TASK DIRECTIONS »
Only the lines from the line containing "What data populates" through the final line of the entries should be printed, exactly as given, with the pictures left out.

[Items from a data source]
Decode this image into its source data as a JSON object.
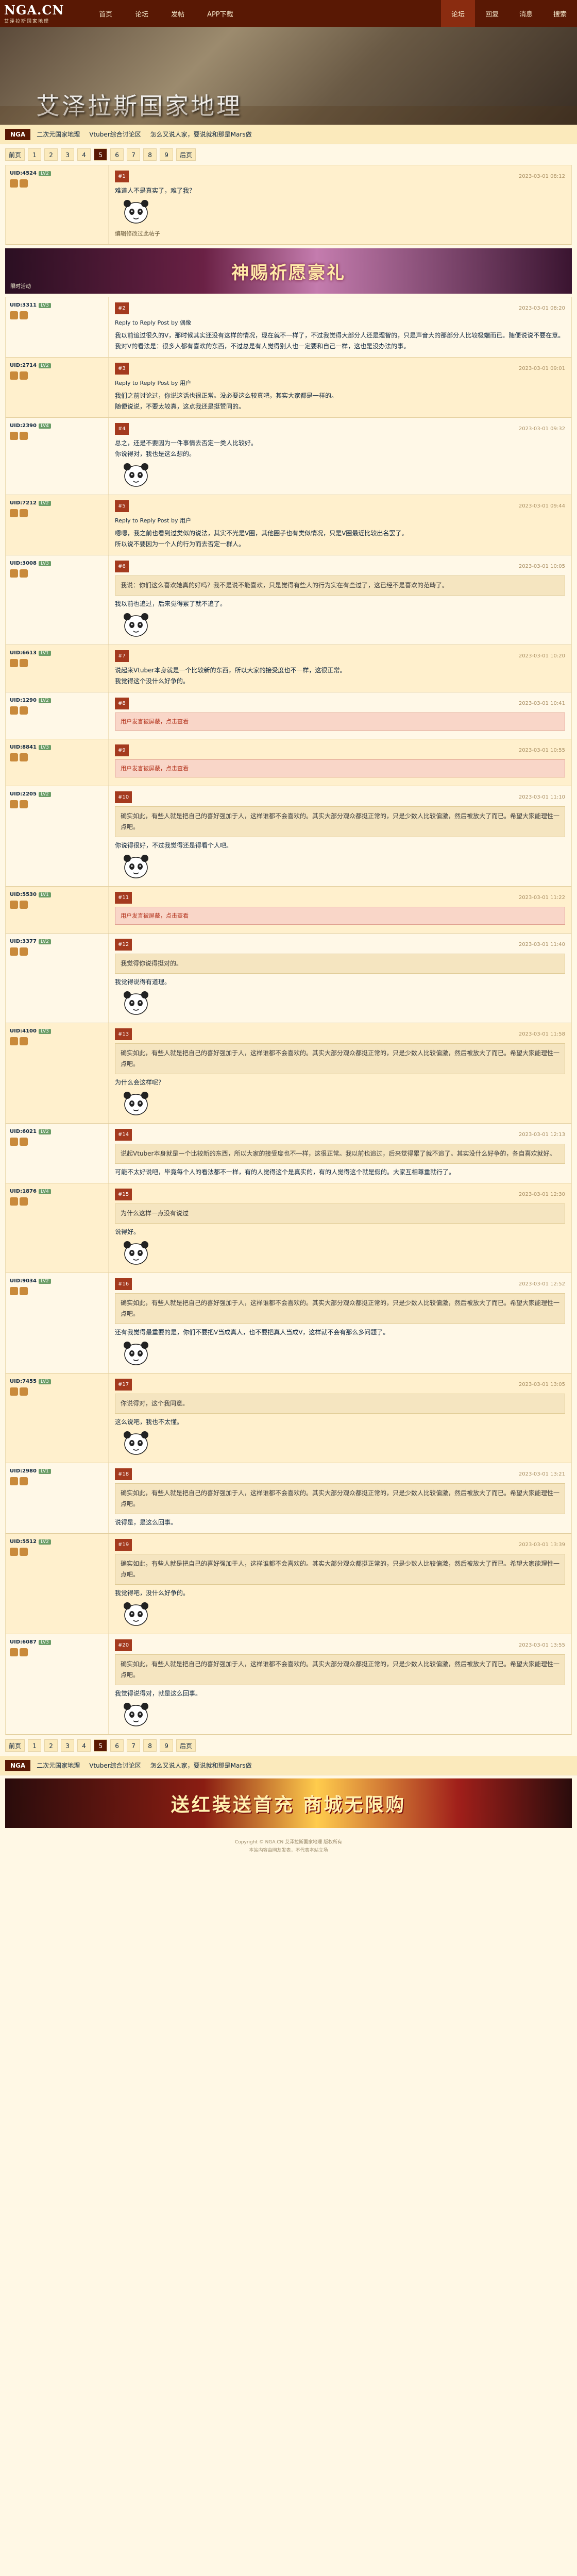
{
  "logo": {
    "title": "NGA.CN",
    "subtitle": "艾泽拉斯国家地理"
  },
  "nav": [
    "首页",
    "论坛",
    "发帖",
    "APP下载"
  ],
  "nav_right": [
    "论坛",
    "回复",
    "消息",
    "搜索"
  ],
  "banner_title": "艾泽拉斯国家地理",
  "crumb": {
    "current": "NGA",
    "items": [
      "二次元国家地理",
      "Vtuber综合讨论区",
      "怎么又说人家，要说就和那是Mars做"
    ]
  },
  "pager": [
    "前页",
    "1",
    "2",
    "3",
    "4",
    "5",
    "6",
    "7",
    "8",
    "9",
    "后页"
  ],
  "pager_active": "5",
  "ad1": {
    "title": "神赐祈愿豪礼",
    "sub": "限时活动"
  },
  "ad2": {
    "title": "送红装送首充 商城无限购"
  },
  "posts": [
    {
      "user": "UID:4524",
      "lv": "LV2",
      "floor": "#1",
      "time": "2023-03-01 08:12",
      "text": "难道人不是真实了，难了我？",
      "sub": "编辑修改过此帖子",
      "img": "panda"
    },
    {
      "user": "UID:3311",
      "lv": "LV3",
      "floor": "#2",
      "time": "2023-03-01 08:20",
      "quote_user": "Reply to Reply Post by 偶像",
      "text": "我以前追过很久的V，那时候其实还没有这样的情况，现在就不一样了，不过我觉得大部分人还是理智的，只是声音大的那部分人比较极端而已。随便说说不要在意。",
      "text2": "我对V的看法是：很多人都有喜欢的东西，不过总是有人觉得别人也一定要和自己一样，这也是没办法的事。"
    },
    {
      "user": "UID:2714",
      "lv": "LV2",
      "floor": "#3",
      "time": "2023-03-01 09:01",
      "quote_user": "Reply to Reply Post by 用户",
      "text": "我们之前讨论过，你说这话也很正常。没必要这么较真吧，其实大家都是一样的。",
      "text2": "随便说说，不要太较真，这点我还是挺赞同的。"
    },
    {
      "user": "UID:2390",
      "lv": "LV4",
      "floor": "#4",
      "time": "2023-03-01 09:32",
      "text": "总之，还是不要因为一件事情去否定一类人比较好。",
      "text2": "你说得对，我也是这么想的。",
      "img": "panda"
    },
    {
      "user": "UID:7212",
      "lv": "LV2",
      "floor": "#5",
      "time": "2023-03-01 09:44",
      "quote_user": "Reply to Reply Post by 用户",
      "text": "嗯嗯，我之前也看到过类似的说法，其实不光是V圈，其他圈子也有类似情况，只是V圈最近比较出名罢了。",
      "text2": "所以说不要因为一个人的行为而去否定一群人。"
    },
    {
      "user": "UID:3008",
      "lv": "LV3",
      "floor": "#6",
      "time": "2023-03-01 10:05",
      "quote_text": "我说：你们这么喜欢她真的好吗？我不是说不能喜欢，只是觉得有些人的行为实在有些过了，这已经不是喜欢的范畴了。",
      "text": "我以前也追过，后来觉得累了就不追了。",
      "img": "panda"
    },
    {
      "user": "UID:6613",
      "lv": "LV1",
      "floor": "#7",
      "time": "2023-03-01 10:20",
      "text": "说起来Vtuber本身就是一个比较新的东西，所以大家的接受度也不一样，这很正常。",
      "text2": "我觉得这个没什么好争的。"
    },
    {
      "user": "UID:1290",
      "lv": "LV2",
      "floor": "#8",
      "time": "2023-03-01 10:41",
      "warn": "用户发言被屏蔽，点击查看"
    },
    {
      "user": "UID:8841",
      "lv": "LV3",
      "floor": "#9",
      "time": "2023-03-01 10:55",
      "warn": "用户发言被屏蔽，点击查看"
    },
    {
      "user": "UID:2205",
      "lv": "LV2",
      "floor": "#10",
      "time": "2023-03-01 11:10",
      "quote_text": "确实如此，有些人就是把自己的喜好强加于人，这样谁都不会喜欢的。其实大部分观众都挺正常的，只是少数人比较偏激，然后被放大了而已。希望大家能理性一点吧。",
      "text": "你说得很好，不过我觉得还是得看个人吧。",
      "img": "panda"
    },
    {
      "user": "UID:5530",
      "lv": "LV1",
      "floor": "#11",
      "time": "2023-03-01 11:22",
      "warn": "用户发言被屏蔽，点击查看"
    },
    {
      "user": "UID:3377",
      "lv": "LV2",
      "floor": "#12",
      "time": "2023-03-01 11:40",
      "quote_text": "我觉得你说得挺对的。",
      "text": "我觉得说得有道理。",
      "img": "panda"
    },
    {
      "user": "UID:4100",
      "lv": "LV3",
      "floor": "#13",
      "time": "2023-03-01 11:58",
      "quote_text": "确实如此，有些人就是把自己的喜好强加于人，这样谁都不会喜欢的。其实大部分观众都挺正常的，只是少数人比较偏激，然后被放大了而已。希望大家能理性一点吧。",
      "text": "为什么会这样呢？",
      "img": "panda"
    },
    {
      "user": "UID:6021",
      "lv": "LV2",
      "floor": "#14",
      "time": "2023-03-01 12:13",
      "quote_text": "说起Vtuber本身就是一个比较新的东西，所以大家的接受度也不一样，这很正常。我以前也追过，后来觉得累了就不追了。其实没什么好争的，各自喜欢就好。",
      "text": "可能不太好说吧，毕竟每个人的看法都不一样，有的人觉得这个是真实的，有的人觉得这个就是假的。大家互相尊重就行了。"
    },
    {
      "user": "UID:1876",
      "lv": "LV4",
      "floor": "#15",
      "time": "2023-03-01 12:30",
      "quote_text": "为什么这样一点没有说过",
      "text": "说得好。",
      "img": "panda"
    },
    {
      "user": "UID:9034",
      "lv": "LV2",
      "floor": "#16",
      "time": "2023-03-01 12:52",
      "quote_text": "确实如此，有些人就是把自己的喜好强加于人，这样谁都不会喜欢的。其实大部分观众都挺正常的，只是少数人比较偏激，然后被放大了而已。希望大家能理性一点吧。",
      "text": "还有我觉得最重要的是，你们不要把V当成真人，也不要把真人当成V，这样就不会有那么多问题了。",
      "img": "panda"
    },
    {
      "user": "UID:7455",
      "lv": "LV3",
      "floor": "#17",
      "time": "2023-03-01 13:05",
      "quote_text": "你说得对，这个我同意。",
      "text": "这么说吧，我也不太懂。",
      "img": "panda"
    },
    {
      "user": "UID:2980",
      "lv": "LV1",
      "floor": "#18",
      "time": "2023-03-01 13:21",
      "quote_text": "确实如此，有些人就是把自己的喜好强加于人，这样谁都不会喜欢的。其实大部分观众都挺正常的，只是少数人比较偏激，然后被放大了而已。希望大家能理性一点吧。",
      "text": "说得是，是这么回事。"
    },
    {
      "user": "UID:5512",
      "lv": "LV2",
      "floor": "#19",
      "time": "2023-03-01 13:39",
      "quote_text": "确实如此，有些人就是把自己的喜好强加于人，这样谁都不会喜欢的。其实大部分观众都挺正常的，只是少数人比较偏激，然后被放大了而已。希望大家能理性一点吧。",
      "text": "我觉得吧，没什么好争的。",
      "img": "panda"
    },
    {
      "user": "UID:6087",
      "lv": "LV3",
      "floor": "#20",
      "time": "2023-03-01 13:55",
      "quote_text": "确实如此，有些人就是把自己的喜好强加于人，这样谁都不会喜欢的。其实大部分观众都挺正常的，只是少数人比较偏激，然后被放大了而已。希望大家能理性一点吧。",
      "text": "我觉得说得对，就是这么回事。",
      "img": "panda"
    }
  ],
  "footer": [
    "Copyright © NGA.CN 艾泽拉斯国家地理 版权所有",
    "本站内容由网友发表，不代表本站立场"
  ]
}
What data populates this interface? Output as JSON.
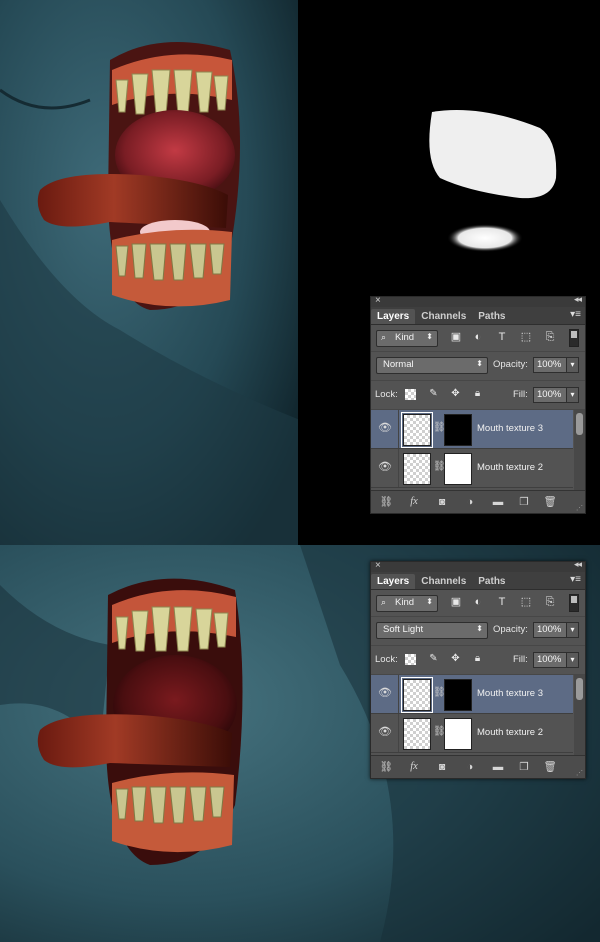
{
  "panels": [
    {
      "id": "top",
      "tabs": [
        "Layers",
        "Channels",
        "Paths"
      ],
      "kind_label": "Kind",
      "blend_mode": "Normal",
      "opacity_label": "Opacity:",
      "opacity_value": "100%",
      "lock_label": "Lock:",
      "fill_label": "Fill:",
      "fill_value": "100%",
      "layers": [
        {
          "name": "Mouth texture 3",
          "selected": true
        },
        {
          "name": "Mouth texture 2",
          "selected": false
        }
      ]
    },
    {
      "id": "bottom",
      "tabs": [
        "Layers",
        "Channels",
        "Paths"
      ],
      "kind_label": "Kind",
      "blend_mode": "Soft Light",
      "opacity_label": "Opacity:",
      "opacity_value": "100%",
      "lock_label": "Lock:",
      "fill_label": "Fill:",
      "fill_value": "100%",
      "layers": [
        {
          "name": "Mouth texture 3",
          "selected": true
        },
        {
          "name": "Mouth texture 2",
          "selected": false
        }
      ]
    }
  ],
  "icons": {
    "filter": [
      "image-filter-icon",
      "adjustment-filter-icon",
      "type-filter-icon",
      "shape-filter-icon",
      "smart-object-filter-icon"
    ],
    "lock": [
      "lock-transparent-icon",
      "lock-image-icon",
      "lock-position-icon",
      "lock-all-icon"
    ],
    "footer": [
      "link-layers-icon",
      "fx-icon",
      "add-mask-icon",
      "adjustment-layer-icon",
      "new-group-icon",
      "new-layer-icon",
      "trash-icon"
    ]
  },
  "fx_label": "fx",
  "colors": {
    "panel_bg": "#535353",
    "selected_layer": "#5d6b85",
    "skin": "#2d5461",
    "canvas_black": "#000000"
  }
}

REPLY TO THE TASK »
What data populates this interface? Output as JSON.
{
  "panels": [
    {
      "id": "top",
      "tabs": [
        "Layers",
        "Channels",
        "Paths"
      ],
      "kind_label": "Kind",
      "blend_mode": "Normal",
      "opacity_label": "Opacity:",
      "opacity_value": "100%",
      "lock_label": "Lock:",
      "fill_label": "Fill:",
      "fill_value": "100%",
      "layers": [
        {
          "name": "Mouth texture 3",
          "selected": true
        },
        {
          "name": "Mouth texture 2",
          "selected": false
        }
      ]
    },
    {
      "id": "bottom",
      "tabs": [
        "Layers",
        "Channels",
        "Paths"
      ],
      "kind_label": "Kind",
      "blend_mode": "Soft Light",
      "opacity_label": "Opacity:",
      "opacity_value": "100%",
      "lock_label": "Lock:",
      "fill_label": "Fill:",
      "fill_value": "100%",
      "layers": [
        {
          "name": "Mouth texture 3",
          "selected": true
        },
        {
          "name": "Mouth texture 2",
          "selected": false
        }
      ]
    }
  ],
  "icons": {
    "filter": [
      "image-filter-icon",
      "adjustment-filter-icon",
      "type-filter-icon",
      "shape-filter-icon",
      "smart-object-filter-icon"
    ],
    "lock": [
      "lock-transparent-icon",
      "lock-image-icon",
      "lock-position-icon",
      "lock-all-icon"
    ],
    "footer": [
      "link-layers-icon",
      "fx-icon",
      "add-mask-icon",
      "adjustment-layer-icon",
      "new-group-icon",
      "new-layer-icon",
      "trash-icon"
    ]
  },
  "fx_label": "fx",
  "colors": {
    "panel_bg": "#535353",
    "selected_layer": "#5d6b85",
    "skin": "#2d5461",
    "canvas_black": "#000000"
  }
}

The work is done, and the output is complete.